Mick Goss
First he fixed the “A.I.” lobby, then he beat the bookmakers, then he settled the coal miners encroachment on the Hunter Valley, and now he’s won the New South Wales government over in a special dispensation for racing.
— Mick Goss

 John Messara will be the first to concede (in fact, he may even chide me for the use of the word "he"), that none of these things would've been achievable without the support of the people and the communities around him, but its a fact that all these things have happened on his watch since he became Chairman of Racing New South Wales, and we trust at last his countrymen will acknowledge his work.

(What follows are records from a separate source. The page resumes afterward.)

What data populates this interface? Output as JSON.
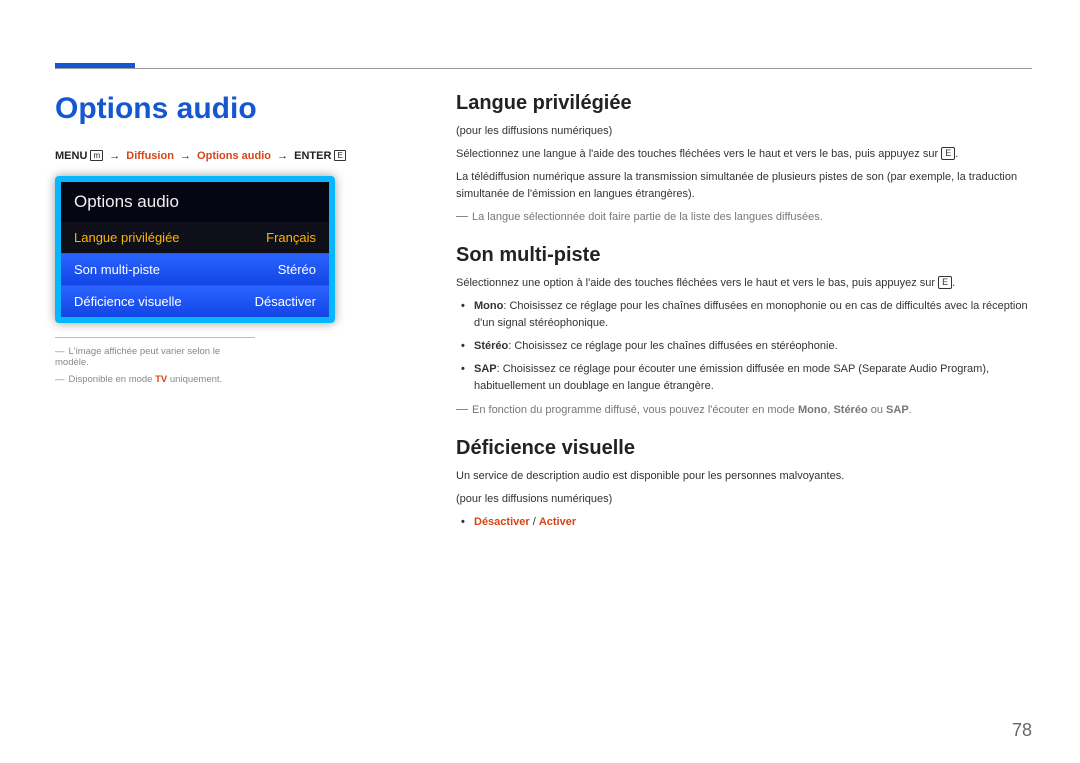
{
  "page_number": "78",
  "left": {
    "title": "Options audio",
    "breadcrumb": {
      "b1": "MENU",
      "iconMenu": "m",
      "arrow": "→",
      "b2": "Diffusion",
      "b3": "Options audio",
      "b4": "ENTER",
      "iconEnter": "E"
    },
    "osd": {
      "title": "Options audio",
      "rows": [
        {
          "label": "Langue privilégiée",
          "value": "Français",
          "selected": true
        },
        {
          "label": "Son multi-piste",
          "value": "Stéréo",
          "selected": false
        },
        {
          "label": "Déficience visuelle",
          "value": "Désactiver",
          "selected": false
        }
      ]
    },
    "foot1": "L'image affichée peut varier selon le modèle.",
    "foot2_a": "Disponible en mode ",
    "foot2_b": "TV",
    "foot2_c": " uniquement."
  },
  "sections": {
    "langue": {
      "heading": "Langue privilégiée",
      "p1": "(pour les diffusions numériques)",
      "p2a": "Sélectionnez une langue à l'aide des touches fléchées vers le haut et vers le bas, puis appuyez sur ",
      "p2b": ".",
      "p3": "La télédiffusion numérique assure la transmission simultanée de plusieurs pistes de son (par exemple, la traduction simultanée de l'émission en langues étrangères).",
      "note": "La langue sélectionnée doit faire partie de la liste des langues diffusées."
    },
    "son": {
      "heading": "Son multi-piste",
      "p1a": "Sélectionnez une option à l'aide des touches fléchées vers le haut et vers le bas, puis appuyez sur ",
      "p1b": ".",
      "b1_lbl": "Mono",
      "b1_txt": ": Choisissez ce réglage pour les chaînes diffusées en monophonie ou en cas de difficultés avec la réception d'un signal stéréophonique.",
      "b2_lbl": "Stéréo",
      "b2_txt": ": Choisissez ce réglage pour les chaînes diffusées en stéréophonie.",
      "b3_lbl": "SAP",
      "b3_txt": ": Choisissez ce réglage pour écouter une émission diffusée en mode SAP (Separate Audio Program), habituellement un doublage en langue étrangère.",
      "note_a": "En fonction du programme diffusé, vous pouvez l'écouter en mode ",
      "note_m": "Mono",
      "note_c1": ", ",
      "note_s": "Stéréo",
      "note_c2": " ou ",
      "note_sp": "SAP",
      "note_end": "."
    },
    "deficience": {
      "heading": "Déficience visuelle",
      "p1": "Un service de description audio est disponible pour les personnes malvoyantes.",
      "p2": "(pour les diffusions numériques)",
      "b1_a": "Désactiver",
      "b1_s": " / ",
      "b1_b": "Activer"
    }
  },
  "icons": {
    "enter": "E"
  }
}
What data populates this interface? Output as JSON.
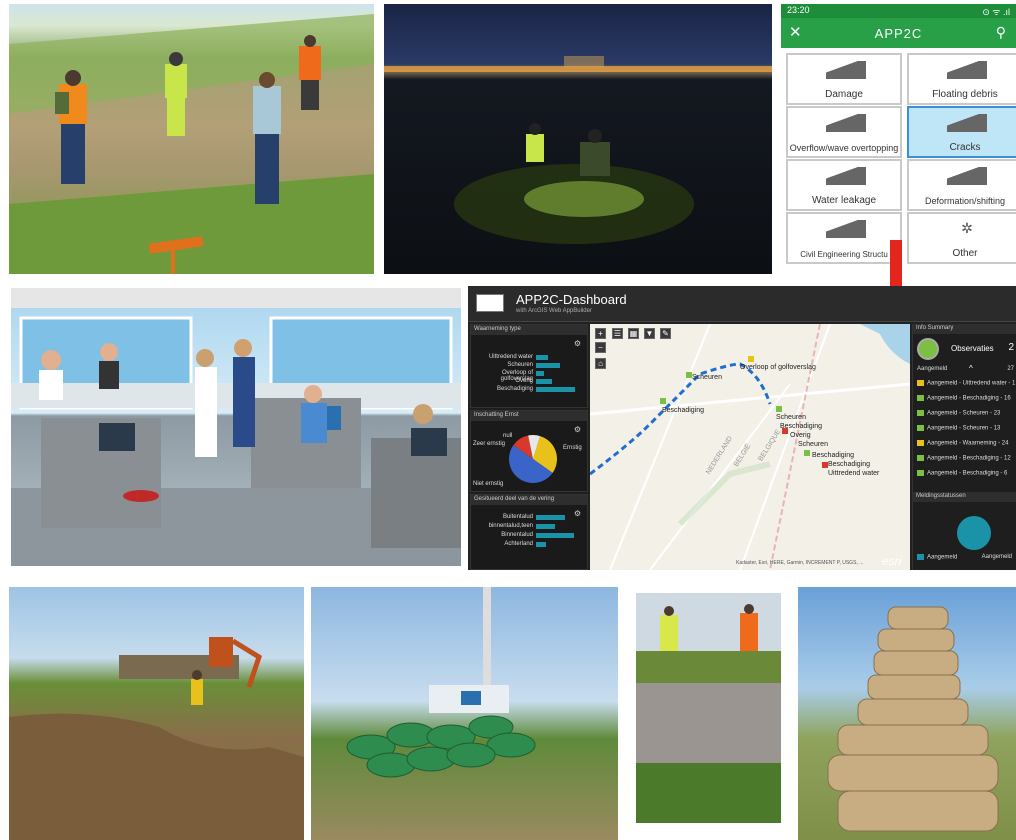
{
  "phone": {
    "time": "23:20",
    "status_right": "⊙ ᯤ .ıl",
    "app_title": "APP2C",
    "close": "✕",
    "cells": [
      {
        "label": "Damage",
        "selected": false
      },
      {
        "label": "Floating debris",
        "selected": false
      },
      {
        "label": "Overflow/wave overtopping",
        "selected": false
      },
      {
        "label": "Cracks",
        "selected": true
      },
      {
        "label": "Water leakage",
        "selected": false
      },
      {
        "label": "Deformation/shifting",
        "selected": false
      },
      {
        "label": "Civil Engineering Structu",
        "selected": false
      },
      {
        "label": "Other",
        "selected": false
      }
    ]
  },
  "dashboard": {
    "title": "APP2C-Dashboard",
    "subtitle": "with ArcGIS Web AppBuilder",
    "left_panels": [
      {
        "header": "Waarneming type",
        "bars": [
          {
            "label": "Uittredend water",
            "value": 18
          },
          {
            "label": "Scheuren",
            "value": 36
          },
          {
            "label": "Overloop of golfoverslag",
            "value": 12
          },
          {
            "label": "Overig",
            "value": 24
          },
          {
            "label": "Beschadiging",
            "value": 58
          }
        ]
      },
      {
        "header": "Inschatting Ernst",
        "pie": [
          {
            "label": "Ernstig",
            "value": 30,
            "color": "#e8c21a"
          },
          {
            "label": "Niet ernstig",
            "value": 50,
            "color": "#3a64c8"
          },
          {
            "label": "Zeer ernstig",
            "value": 12,
            "color": "#d73a2a"
          },
          {
            "label": "null",
            "value": 8,
            "color": "#e8e8e8"
          }
        ]
      },
      {
        "header": "Gesitueerd deel van de vering",
        "bars": [
          {
            "label": "Buitentalud",
            "value": 55
          },
          {
            "label": "binnentalud,teen",
            "value": 35
          },
          {
            "label": "Binnentalud",
            "value": 72
          },
          {
            "label": "Achterland",
            "value": 18
          }
        ]
      }
    ],
    "map_labels": [
      "Overloop of golfoverslag",
      "Scheuren",
      "Beschadiging",
      "Scheuren",
      "Beschadiging",
      "Overig",
      "Scheuren",
      "Beschadiging",
      "Beschadiging",
      "Uittredend water"
    ],
    "border_labels": [
      "NEDERLAND",
      "BELGIË",
      "BELGIQUE"
    ],
    "attribution": "Kadaster, Esri, HERE, Garmin, INCREMENT P, USGS, ...",
    "esri": "esri",
    "right_panel": {
      "header": "Info Summary",
      "title": "Observaties",
      "count": "2",
      "sub_left": "Aangemeld",
      "sub_right": "27",
      "items": [
        {
          "label": "Aangemeld - Uittredend water - 1",
          "color": "#e8c21a"
        },
        {
          "label": "Aangemeld - Beschadiging - 16",
          "color": "#7bc043"
        },
        {
          "label": "Aangemeld - Scheuren - 23",
          "color": "#7bc043"
        },
        {
          "label": "Aangemeld - Scheuren - 13",
          "color": "#7bc043"
        },
        {
          "label": "Aangemeld - Waarneming - 24",
          "color": "#e8c21a"
        },
        {
          "label": "Aangemeld - Beschadiging - 12",
          "color": "#7bc043"
        },
        {
          "label": "Aangemeld - Beschadiging - 6",
          "color": "#7bc043"
        }
      ],
      "status_header": "Meldingsstatussen",
      "legend": "Aangemeld",
      "legend_right": "Aangemeld"
    }
  },
  "colors": {
    "accent_green": "#27a047",
    "selected_blue": "#bfe6f7",
    "arrow_red": "#e5261e",
    "dashboard_bar": "#1a93a8"
  }
}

The "tall poppy" syndrome is alive and well not only in KwaZulu-Natal but across the world, and the founder of the fabulously successful Arrowfield Stud has not always enjoyed the appreciation of his peers for what he's done for racing, both in his neck of the woods, as well as across the broader spectrum of the game in Australia. We know the feeling well: you have to have broad shoulders when you're at the top, because there's not a day that goes by that someone doesn't find fault with what you're doing, yet in his relatively short tenure at the helm, he's achieved things which in decades before him others have not been able to manage. The latest "coup" in Messara's term is the announcement by the Deputy PremierTroy Grant, that the government intends realigning its take-out of the betting turnover in NSW with that applicable in Victoria and Queensland. The best illustration of this rests in the current A$3.22 for every A$100 wagered in New South Wales, compared to A$1.28 in the competing areas.

Just a week ago at our Winter Workshop on the farm, we were treated to an exposition by Barry Bowditch and Grant Burns on the reasons behind the meteoric success of the Magic Millions sales company, which they put down to four cardinal events:

1. Their financing packages for weanling speculators, stallion and broodmare investors;

2. The explosive growth in the number of "syndicators", who are basically bloodstock agents who put together owner syndicates. There are a staggering 16 000 of these, which has had a massive impact on sales turnovers as well as the expansion of the owner base;

3. The series of races they've attached to their sales graduates, which not only enjoy Black type status, but which have developed into a dedicated race day covering different age groups and a variety of distances (ala the KZN Breeders Day); for horses exclusively owned by women, they have attached a half million dollar bonus to their biggest race, payable to the first horse home belonging exclusively to a woman/women, no matter where it finishes in the field (i.e. the bonus is paid out irrespective of whether the horse places in the race or not);

4. And finally, they paid tribute to the very considerable role the Queensland government has played in supporting and sponsoring their efforts, in return for the part they play in promoting tourism and commerce in the Queensland region.

Both of these events, Messara's annoucement and the Queensland scenario, remind us of the value of close co-operation with government and how much racing can still do in this country to develop the same spirit of co-operation. We just need to engage, and work a bit harder at it.

Deputy Premier Grant is now expected to introduce the legislation that will see the incremental reductions in the tax rate formalised by law and while welcoming the move, Messara hopes a deal can yet be reached that will see parity achieved before 2020. "It's excellent news as its gives us the sort of certainty we need to really push on it's particularly good news for The Championships as it allows for some meaningful forward planning now. The only thing we are still negotiating with the Government over is the term over which the parity will be introduced.

Racing NSW had feared that without the agreement being backed up by legislation, they would have had to lobby for the reductions every year and may ultimately have lost the backing for the plans. The body's chief executive, Peter V'landys, added that country racing would also see the benefit of the tax cut, which is expected to see $325 000 0000 returned to the industry over the coming year and leave Racing NSW $100 000 000 better off once full parity is achieved.

Extract From ANZ / Legislation To Confirm NSW Tax Parity
John Messara / Racing NSW (p)